Tips for Parents


  • Make sure your child knows that win or lose, sacred or heroic; you love him/her, appreciate their efforts, and are not disappointed in them. Be the person in their life they can look to for constant positive reinforcement.
  • Try your best to be completely honest about your child’s ability, his/her competitive attitude, their sportsmanship, and their actual skill level.
  • Teach your child to enjoy the thrill of competition, to be out there trying, and to be working on improving his/her swimming skills and attitudes. Help him/her to develop the feel for competing, for trying hard, and, most importantly, for having
  • Get to know the coaches so that you can be assured that their philosophies, attitudes, ethics, and knowledge are such that you are happy to have your childunder their leadership.
  • Make a point to understand courage and the fact that it is relative. Explain that courage is not the absence of fear, but a means of doing something in spite of fear or discomfort.
  • Be helpful, but don’t coach your child on the way to the pool or on the way back or at breakfast, and so on. Leave the coaching up to the coaches!
  • Try not to relive your athletic life through your child in a way that creates pressure; you lost as well as won. You were frightened, you backed off at times, and you were not always heroic. Just remember there is a thinking, feeling, and sensitive free spirit out there in that swim suit who needs a lot of understanding, especially when his/her world turns bad.
  • Always remember that children tend to exaggerate, both when praised and when criticized. Temper your reaction and investigate before reacting.

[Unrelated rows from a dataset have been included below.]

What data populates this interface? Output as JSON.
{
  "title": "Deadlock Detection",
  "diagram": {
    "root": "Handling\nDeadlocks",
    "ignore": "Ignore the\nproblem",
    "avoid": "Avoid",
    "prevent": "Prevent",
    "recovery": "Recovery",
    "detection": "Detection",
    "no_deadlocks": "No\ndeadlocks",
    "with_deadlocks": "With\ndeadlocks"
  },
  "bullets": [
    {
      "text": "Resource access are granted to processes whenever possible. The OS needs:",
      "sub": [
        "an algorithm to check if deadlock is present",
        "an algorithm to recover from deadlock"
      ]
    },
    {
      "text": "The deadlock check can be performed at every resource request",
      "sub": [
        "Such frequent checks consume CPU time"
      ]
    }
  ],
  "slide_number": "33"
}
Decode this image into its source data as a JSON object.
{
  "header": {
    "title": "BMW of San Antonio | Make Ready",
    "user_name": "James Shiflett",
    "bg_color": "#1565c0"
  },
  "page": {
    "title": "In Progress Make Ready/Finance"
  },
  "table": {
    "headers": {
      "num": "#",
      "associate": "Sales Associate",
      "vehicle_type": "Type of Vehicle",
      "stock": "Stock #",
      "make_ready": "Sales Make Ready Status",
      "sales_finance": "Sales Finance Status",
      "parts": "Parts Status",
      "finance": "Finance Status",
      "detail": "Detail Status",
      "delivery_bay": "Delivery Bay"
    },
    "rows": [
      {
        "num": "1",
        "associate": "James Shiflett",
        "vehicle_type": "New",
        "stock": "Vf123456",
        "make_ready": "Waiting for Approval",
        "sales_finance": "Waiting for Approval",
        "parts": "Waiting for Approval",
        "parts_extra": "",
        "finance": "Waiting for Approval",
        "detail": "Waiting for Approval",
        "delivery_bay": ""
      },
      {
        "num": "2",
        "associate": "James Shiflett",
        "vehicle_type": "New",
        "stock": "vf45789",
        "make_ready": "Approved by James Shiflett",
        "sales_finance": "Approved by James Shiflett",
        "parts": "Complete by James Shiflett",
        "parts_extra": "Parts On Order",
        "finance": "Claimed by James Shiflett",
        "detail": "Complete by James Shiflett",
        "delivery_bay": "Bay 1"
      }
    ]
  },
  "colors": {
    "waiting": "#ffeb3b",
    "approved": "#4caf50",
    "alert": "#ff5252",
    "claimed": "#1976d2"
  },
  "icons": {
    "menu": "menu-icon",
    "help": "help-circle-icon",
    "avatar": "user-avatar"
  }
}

  • Don’t compare the skill, courage, or attitudes of your child with other members of the team, at least within his/her hearing.